It’s easy to dismiss this film as a “boring car ride where nothing happens”. That will be true for a lot of moviegoers, because they’re not used to such a “simple” concept for a film and couldn’t understand how Tom Hardy talking to others and himself could be so amazing. This film doesn’t rely on anything besides its actors and its wonderful writing and direction. There are some awesome stylized shots in the film and a lot of close-ups that make Hardy’s emotions easier to read. More than anything, this is a film about an average person, because everyone deals with life and we all have to make those hard calls sometimes. Locke is an ordinary person, whose predicaments lead to a lot of moral ambiguity and decision-making that has to take place on the go. The concept of filming everyday interactions, in this case phone calls in the car, is brilliant and completely relatable for anyone who’s ever done that.
Director Steven Knight is an Oscar nominated writer (Dirty Pretty Things) and with Locke, this film almost seems the opposite of what you’d expect from him. I was fortunate enough to interview him for this film and a lot of what we discussed was about the reality of Locke’s situation and about how this film captures reality so well. We all act whenever we call someone. Whether it’s your parents or your friends, you change the inflection in your voice and you become a different person for each call. Knight brilliantly displays this, as his lingering shots of Hardy take us through many different facades that he puts on while talking to his wife, sons, co-worker, and boss. The phenomenon isn’t new, but it’s the first time that it’s been the central point of a film and that intimacy that you have with Hardy is unbelievable.
Watching this film unfold is very unique and layers are added on to that uniqueness when you have the rest of the cast only showing off their voices. Despite Hardy being the star of this film, his reactions come from the dialogue and delivery of his co-stars who were reading their lines at a hotel somewhere. A lot of this film relied upon its actors playing well off of one another and they did just that. This film and its characters also manage to come off as funny at some points, because irony and humor in tense situations is often found in real life. There’s a bit of every emotion in this film and it’s all conveyed through facial expression and voice and that’s true talent. This film manages to suck you in for the whole ride and by the end, you’re wishing there was more.

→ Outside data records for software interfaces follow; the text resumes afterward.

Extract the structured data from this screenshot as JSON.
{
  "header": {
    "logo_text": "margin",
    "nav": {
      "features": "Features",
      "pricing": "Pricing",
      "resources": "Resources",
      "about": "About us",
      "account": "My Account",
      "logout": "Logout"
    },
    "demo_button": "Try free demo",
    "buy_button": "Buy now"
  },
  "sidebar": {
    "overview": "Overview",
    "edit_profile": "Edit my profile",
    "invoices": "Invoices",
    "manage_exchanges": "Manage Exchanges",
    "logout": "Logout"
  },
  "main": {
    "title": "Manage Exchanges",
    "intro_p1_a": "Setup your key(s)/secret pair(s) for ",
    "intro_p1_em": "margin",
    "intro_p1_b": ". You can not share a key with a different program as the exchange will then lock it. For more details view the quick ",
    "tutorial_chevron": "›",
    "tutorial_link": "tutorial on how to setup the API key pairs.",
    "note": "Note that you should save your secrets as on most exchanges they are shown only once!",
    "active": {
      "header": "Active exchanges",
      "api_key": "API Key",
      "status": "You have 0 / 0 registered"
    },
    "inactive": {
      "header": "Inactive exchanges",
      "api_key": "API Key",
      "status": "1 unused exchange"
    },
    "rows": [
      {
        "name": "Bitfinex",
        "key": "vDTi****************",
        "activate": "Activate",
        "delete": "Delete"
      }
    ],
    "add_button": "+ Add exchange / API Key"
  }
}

Locke is another successful film from distributor A24 and it’s among the best that I’ve seen this year. I know that it’s premise and indie-persona will send some people the other direction, but I plead you all to go and see this when it comes to a theater near you. You simply must. In a time where originality and diversification in films is waning, Locke is here to save the day. It’s unlike anything else you’ll see this year and Tom Hardy’s performance is Oscar-worthy, without a doubt in my mind. There’s a lot of everyone in this film and I think it’s important that this film makes waves, because I genuinely believe that people will love it as much as I did.